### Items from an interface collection

━━━━━━━━━━━━━━━━━━━━

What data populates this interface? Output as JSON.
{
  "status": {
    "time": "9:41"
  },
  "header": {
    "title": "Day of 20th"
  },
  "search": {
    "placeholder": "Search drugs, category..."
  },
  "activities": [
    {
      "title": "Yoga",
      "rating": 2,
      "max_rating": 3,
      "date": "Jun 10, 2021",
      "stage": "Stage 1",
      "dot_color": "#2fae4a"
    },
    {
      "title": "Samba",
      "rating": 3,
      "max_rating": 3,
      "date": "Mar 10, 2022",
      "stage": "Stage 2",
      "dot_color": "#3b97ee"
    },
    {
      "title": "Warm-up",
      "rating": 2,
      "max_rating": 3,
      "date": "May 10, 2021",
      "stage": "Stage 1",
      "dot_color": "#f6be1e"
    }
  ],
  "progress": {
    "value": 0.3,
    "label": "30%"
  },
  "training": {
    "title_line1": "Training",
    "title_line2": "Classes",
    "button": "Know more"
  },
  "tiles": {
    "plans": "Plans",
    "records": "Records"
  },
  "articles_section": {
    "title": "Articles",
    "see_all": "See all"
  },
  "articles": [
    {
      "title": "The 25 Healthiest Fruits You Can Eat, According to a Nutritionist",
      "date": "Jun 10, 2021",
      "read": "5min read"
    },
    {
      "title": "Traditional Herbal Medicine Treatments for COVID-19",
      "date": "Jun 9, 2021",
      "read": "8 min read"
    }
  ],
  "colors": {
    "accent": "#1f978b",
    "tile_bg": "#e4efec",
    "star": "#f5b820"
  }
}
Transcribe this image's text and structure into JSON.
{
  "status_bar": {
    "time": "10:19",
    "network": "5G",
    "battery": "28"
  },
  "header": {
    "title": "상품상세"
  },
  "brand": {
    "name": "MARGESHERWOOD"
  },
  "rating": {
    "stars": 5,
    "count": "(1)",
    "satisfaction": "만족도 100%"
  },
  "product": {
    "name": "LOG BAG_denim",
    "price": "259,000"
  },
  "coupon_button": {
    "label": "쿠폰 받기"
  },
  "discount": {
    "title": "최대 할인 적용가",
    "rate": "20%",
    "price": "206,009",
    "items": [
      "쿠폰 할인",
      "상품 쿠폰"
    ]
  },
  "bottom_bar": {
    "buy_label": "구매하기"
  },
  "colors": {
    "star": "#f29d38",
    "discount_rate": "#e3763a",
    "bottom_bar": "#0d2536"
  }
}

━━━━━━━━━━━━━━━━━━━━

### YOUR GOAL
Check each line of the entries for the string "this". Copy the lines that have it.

### REPLY TO THE EXERCISE
What data populates this interface? Output as JSON.
Transcribe this image's text and structure into JSON.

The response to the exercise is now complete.